Different needs

Since the first generation of digital services was introduced 15 years ago, broadcasters' needs have changed dramatically, and the increased awareness and knowledge of areas such as data transport costs, compression algorithms and tariffed services have taken the mystique out of moving program content from Point A to Point B.

With the advent of DAB/HD Radio (5.1 multi-channel audio in the future), RDS/RBDS, AES/EBU and increased performance in FM analog services, broadcasters are starting to demand improvements in the services provided by telco operators. The benchmark has been raised to a level where most radio stations require:

* Increased dynamic range to at least 96 dB equating to 16-bit word resolution.

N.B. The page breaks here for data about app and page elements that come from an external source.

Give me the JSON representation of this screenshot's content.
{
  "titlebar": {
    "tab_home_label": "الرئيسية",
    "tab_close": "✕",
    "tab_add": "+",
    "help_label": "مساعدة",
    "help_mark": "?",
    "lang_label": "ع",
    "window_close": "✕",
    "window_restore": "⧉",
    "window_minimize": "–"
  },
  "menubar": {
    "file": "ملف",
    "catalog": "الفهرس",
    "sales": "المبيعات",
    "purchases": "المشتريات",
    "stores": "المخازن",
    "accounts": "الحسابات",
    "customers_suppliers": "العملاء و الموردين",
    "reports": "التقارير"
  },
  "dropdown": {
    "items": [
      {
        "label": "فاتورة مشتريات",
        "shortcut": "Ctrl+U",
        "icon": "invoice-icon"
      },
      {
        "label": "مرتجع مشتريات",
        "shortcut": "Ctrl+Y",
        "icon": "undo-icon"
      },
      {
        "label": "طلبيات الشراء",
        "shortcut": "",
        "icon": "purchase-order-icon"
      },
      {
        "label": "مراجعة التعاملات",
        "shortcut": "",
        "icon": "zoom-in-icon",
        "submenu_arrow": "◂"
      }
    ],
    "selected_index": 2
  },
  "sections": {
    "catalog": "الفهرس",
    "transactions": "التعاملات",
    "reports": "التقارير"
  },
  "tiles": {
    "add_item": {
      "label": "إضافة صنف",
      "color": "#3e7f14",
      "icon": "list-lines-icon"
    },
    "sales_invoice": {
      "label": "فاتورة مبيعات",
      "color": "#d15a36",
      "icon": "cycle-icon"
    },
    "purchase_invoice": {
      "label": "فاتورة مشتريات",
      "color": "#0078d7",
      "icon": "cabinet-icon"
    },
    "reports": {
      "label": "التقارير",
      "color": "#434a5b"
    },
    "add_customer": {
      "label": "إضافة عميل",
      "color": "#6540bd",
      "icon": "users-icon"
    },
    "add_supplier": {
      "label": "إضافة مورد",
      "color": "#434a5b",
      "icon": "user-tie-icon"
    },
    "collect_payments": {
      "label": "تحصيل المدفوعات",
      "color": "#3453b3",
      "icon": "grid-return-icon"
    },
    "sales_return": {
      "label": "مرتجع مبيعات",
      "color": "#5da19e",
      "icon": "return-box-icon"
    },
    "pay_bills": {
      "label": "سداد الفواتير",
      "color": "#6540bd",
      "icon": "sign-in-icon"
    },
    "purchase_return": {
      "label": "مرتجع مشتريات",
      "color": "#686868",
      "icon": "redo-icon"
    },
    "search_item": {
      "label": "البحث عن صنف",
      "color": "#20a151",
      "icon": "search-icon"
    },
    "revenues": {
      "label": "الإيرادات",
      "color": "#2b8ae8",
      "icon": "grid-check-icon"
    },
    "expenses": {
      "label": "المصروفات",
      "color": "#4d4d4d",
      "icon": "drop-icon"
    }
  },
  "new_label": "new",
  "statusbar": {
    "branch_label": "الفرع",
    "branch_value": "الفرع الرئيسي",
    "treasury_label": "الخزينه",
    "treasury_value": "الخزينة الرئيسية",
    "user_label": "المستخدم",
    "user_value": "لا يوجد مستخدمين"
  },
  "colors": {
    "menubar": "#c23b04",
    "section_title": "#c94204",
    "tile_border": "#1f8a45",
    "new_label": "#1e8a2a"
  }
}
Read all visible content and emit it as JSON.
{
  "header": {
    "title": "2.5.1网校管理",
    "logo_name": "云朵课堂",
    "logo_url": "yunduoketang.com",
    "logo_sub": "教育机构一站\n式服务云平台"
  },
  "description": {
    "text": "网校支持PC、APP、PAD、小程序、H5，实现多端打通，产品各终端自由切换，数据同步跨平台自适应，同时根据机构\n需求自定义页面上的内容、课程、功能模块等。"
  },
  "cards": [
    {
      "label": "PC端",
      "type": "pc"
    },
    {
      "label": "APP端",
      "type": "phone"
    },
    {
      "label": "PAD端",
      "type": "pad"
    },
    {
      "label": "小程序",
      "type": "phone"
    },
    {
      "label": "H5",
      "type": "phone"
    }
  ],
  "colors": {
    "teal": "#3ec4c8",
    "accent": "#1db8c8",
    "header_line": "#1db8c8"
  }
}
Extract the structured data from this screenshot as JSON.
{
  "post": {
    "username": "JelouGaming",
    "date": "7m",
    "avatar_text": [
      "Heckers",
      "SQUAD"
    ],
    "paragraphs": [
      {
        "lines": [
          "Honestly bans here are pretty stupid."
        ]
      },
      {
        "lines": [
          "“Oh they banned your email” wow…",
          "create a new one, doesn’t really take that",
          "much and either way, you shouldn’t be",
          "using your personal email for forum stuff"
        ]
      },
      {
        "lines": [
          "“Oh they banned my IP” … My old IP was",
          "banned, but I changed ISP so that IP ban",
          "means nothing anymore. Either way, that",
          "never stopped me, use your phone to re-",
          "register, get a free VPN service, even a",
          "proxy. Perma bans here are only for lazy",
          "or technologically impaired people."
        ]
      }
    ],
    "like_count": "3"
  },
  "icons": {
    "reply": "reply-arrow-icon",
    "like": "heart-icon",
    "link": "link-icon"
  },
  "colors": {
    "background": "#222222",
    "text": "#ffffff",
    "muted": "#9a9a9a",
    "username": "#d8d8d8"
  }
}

* Fully duplex links for return feeds to permit confidence monitoring and other full-bandwidth audio requirements.

* Ancillary services to include RS-232 for RDS, contact closure and status monitoring and control.

* Further reduction in bit rate real estate; 768 kbps stereo demand is now considered onerous.

* But above all to retain the low coding delay associated with J.41 and the antiquated analog circuits.

Service providers in the UK, Denmark, Finland, Sweden and the United States have conducted exhaustive tests (which include blind listening tests with various genres of music and voice) into the improved feature set that broadcasters are demanding. At this time, the results have indicated that incorporating a low-bit rate, non-destructive digital audio data compression algorithm into a codec will address all of these requirements.

To this end, the 24-bit Enhanced apt-X algorithm from APT - Audio Processing Technology will constitute one of the main building blocks for the next generation of digital services.

Gentle and non-destructive

Keeping the same audio bandwidth (15 kHz stereo) and using only half the data capacity (384 kbps), Enhanced apt-X can improve the audio parameters while keeping the encode/decode latency to under 5 milliseconds including transport time.

A service offering 24-bit Enhanced apt-X can expect the following:

* Dynamic range in excess of 100 dB.

* Fully duplex.

* Embedded RS-232 and an additional low-speed channel for contact closure.

* Option to expand to 22.5 kHz stereo.

As the Enhanced apt-X algorithm is based on time domain, ADPCM principles, its coding technique is gentle and non-destructive in nature. Coding algorithms in general have had bad press following the myriad of problems associated with highly destructive, frequency domain, perceptual coders, i.e. MPEG Layer II, Layer III, AAC etc. Enhanced apt-X has been proven both academically and in practice to be immune from these problems.

In summary, by implementing Enhanced apt-X, broadcasters can now avail of audio services from telco operators that will ensure they are maximizing their existing analog FM services and transporting crystal-clear CD quality content for DAB and HD Radio services. Most important, coding delay figures are kept under 5 milliseconds.

Contributors to this article include Charlie Wooten of Clear Channel and Fred Wylie, formerly of BBC; apt-X is a trademark of APT.

RW welcomes other points of view to